### Aim of the task
With the string "this" as the filter, copy each matching line from the records.
-- Entries provided follows --
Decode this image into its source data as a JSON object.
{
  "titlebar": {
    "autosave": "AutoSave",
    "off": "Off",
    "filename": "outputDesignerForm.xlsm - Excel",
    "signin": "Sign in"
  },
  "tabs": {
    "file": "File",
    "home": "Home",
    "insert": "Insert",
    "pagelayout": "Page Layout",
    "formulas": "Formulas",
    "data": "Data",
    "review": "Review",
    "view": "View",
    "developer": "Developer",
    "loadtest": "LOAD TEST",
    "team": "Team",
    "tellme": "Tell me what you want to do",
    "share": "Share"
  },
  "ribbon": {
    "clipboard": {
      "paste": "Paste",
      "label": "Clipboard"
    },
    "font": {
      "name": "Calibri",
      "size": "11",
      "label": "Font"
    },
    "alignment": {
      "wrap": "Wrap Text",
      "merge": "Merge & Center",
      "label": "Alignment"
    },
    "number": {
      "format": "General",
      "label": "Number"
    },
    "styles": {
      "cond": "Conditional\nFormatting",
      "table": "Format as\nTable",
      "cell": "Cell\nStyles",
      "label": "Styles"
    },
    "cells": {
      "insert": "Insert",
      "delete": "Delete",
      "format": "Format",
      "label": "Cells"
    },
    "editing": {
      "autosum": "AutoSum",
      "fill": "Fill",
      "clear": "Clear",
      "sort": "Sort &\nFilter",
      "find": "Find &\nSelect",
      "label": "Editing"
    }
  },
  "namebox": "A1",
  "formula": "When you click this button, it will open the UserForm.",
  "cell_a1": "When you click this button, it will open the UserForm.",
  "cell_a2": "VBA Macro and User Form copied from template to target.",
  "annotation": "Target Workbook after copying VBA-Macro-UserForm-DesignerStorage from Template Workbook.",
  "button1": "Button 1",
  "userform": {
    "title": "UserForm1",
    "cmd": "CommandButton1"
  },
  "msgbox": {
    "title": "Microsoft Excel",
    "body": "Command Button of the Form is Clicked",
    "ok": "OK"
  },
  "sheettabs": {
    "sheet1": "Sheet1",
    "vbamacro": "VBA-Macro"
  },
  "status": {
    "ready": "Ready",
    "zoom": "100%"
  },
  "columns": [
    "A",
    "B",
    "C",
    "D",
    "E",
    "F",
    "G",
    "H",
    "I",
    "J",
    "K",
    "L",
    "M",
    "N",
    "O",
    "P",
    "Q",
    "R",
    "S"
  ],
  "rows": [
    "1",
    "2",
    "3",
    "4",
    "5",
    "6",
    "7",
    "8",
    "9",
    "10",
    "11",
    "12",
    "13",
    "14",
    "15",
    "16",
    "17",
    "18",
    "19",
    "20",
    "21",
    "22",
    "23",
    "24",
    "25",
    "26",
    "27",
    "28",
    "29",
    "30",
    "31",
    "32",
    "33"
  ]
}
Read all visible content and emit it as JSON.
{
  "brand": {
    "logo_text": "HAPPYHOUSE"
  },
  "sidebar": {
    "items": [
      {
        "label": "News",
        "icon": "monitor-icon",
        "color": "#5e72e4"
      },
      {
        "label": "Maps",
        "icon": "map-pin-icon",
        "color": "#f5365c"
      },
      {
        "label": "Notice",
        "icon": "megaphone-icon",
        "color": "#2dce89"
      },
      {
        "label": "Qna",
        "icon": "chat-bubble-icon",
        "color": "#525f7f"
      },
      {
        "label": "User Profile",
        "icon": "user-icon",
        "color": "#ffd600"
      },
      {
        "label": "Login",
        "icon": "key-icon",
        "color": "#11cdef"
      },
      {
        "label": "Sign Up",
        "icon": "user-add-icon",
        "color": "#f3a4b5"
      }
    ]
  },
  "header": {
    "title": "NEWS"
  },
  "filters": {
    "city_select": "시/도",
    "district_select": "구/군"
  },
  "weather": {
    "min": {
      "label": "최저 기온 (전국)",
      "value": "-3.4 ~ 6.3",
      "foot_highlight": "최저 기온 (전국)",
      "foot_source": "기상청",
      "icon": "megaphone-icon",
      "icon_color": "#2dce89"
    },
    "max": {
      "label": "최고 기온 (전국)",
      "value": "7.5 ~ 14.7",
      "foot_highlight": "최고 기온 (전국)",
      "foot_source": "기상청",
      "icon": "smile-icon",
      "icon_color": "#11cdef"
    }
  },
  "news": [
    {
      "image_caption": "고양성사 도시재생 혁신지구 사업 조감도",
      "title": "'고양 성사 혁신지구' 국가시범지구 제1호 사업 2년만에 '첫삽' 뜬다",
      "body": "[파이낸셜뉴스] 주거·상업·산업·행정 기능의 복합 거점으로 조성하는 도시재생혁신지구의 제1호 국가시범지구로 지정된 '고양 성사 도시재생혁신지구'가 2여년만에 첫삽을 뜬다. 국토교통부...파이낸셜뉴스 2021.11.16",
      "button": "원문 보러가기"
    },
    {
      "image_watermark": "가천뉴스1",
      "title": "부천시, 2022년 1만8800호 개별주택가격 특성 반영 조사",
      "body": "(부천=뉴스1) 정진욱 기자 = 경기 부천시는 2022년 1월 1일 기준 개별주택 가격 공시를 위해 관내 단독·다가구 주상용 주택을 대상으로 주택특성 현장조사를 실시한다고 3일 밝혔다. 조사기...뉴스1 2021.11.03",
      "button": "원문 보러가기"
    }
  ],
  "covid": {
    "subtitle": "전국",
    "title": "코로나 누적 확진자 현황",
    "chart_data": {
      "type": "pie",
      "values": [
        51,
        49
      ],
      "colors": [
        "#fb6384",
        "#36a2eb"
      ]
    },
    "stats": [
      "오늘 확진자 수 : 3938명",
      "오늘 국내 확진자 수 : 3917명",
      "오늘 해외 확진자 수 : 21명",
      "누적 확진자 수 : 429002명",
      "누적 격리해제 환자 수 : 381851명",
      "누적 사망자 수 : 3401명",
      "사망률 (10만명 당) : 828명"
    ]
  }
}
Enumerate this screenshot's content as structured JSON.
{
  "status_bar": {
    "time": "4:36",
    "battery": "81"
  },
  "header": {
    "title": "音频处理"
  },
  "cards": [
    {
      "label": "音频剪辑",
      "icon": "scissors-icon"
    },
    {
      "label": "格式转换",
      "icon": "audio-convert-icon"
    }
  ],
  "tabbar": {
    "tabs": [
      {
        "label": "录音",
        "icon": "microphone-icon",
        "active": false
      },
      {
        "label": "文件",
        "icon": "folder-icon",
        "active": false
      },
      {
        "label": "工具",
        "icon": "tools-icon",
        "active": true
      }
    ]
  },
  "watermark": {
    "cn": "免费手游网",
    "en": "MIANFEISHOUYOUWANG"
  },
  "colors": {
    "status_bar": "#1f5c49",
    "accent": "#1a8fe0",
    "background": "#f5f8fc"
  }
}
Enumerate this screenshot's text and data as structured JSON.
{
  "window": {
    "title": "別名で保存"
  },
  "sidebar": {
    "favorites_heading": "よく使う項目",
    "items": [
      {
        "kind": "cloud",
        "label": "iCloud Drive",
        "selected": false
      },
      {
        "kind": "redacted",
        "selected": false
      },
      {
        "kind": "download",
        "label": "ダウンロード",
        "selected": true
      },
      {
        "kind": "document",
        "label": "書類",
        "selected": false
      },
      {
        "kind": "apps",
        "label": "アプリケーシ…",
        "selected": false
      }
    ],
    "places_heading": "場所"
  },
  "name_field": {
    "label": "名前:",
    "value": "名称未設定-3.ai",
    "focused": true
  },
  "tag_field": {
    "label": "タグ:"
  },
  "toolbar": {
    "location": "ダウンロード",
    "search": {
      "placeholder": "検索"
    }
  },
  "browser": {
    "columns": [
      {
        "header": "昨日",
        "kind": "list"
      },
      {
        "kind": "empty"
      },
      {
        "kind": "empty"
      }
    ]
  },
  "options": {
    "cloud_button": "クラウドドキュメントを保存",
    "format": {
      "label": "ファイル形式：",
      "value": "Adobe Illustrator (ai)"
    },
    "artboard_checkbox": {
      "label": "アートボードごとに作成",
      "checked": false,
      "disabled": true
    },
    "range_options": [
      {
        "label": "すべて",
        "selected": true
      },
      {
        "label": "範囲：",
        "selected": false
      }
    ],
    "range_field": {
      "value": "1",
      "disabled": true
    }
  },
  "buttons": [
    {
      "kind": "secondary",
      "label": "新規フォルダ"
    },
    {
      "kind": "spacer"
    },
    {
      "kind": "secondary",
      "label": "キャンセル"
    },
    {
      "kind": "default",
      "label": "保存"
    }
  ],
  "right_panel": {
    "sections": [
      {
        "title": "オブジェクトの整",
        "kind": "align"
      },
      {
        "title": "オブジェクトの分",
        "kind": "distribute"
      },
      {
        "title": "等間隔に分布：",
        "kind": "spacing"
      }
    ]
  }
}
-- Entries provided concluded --
### Task solution
Decode this image into its source data as a JSON object.
  "formula": "When you click this button, it will open the UserForm.",
  "cell_a1": "When you click this button, it will open the UserForm.",
Enumerate this screenshot's content as structured JSON.
Enumerate this screenshot's text and data as structured JSON.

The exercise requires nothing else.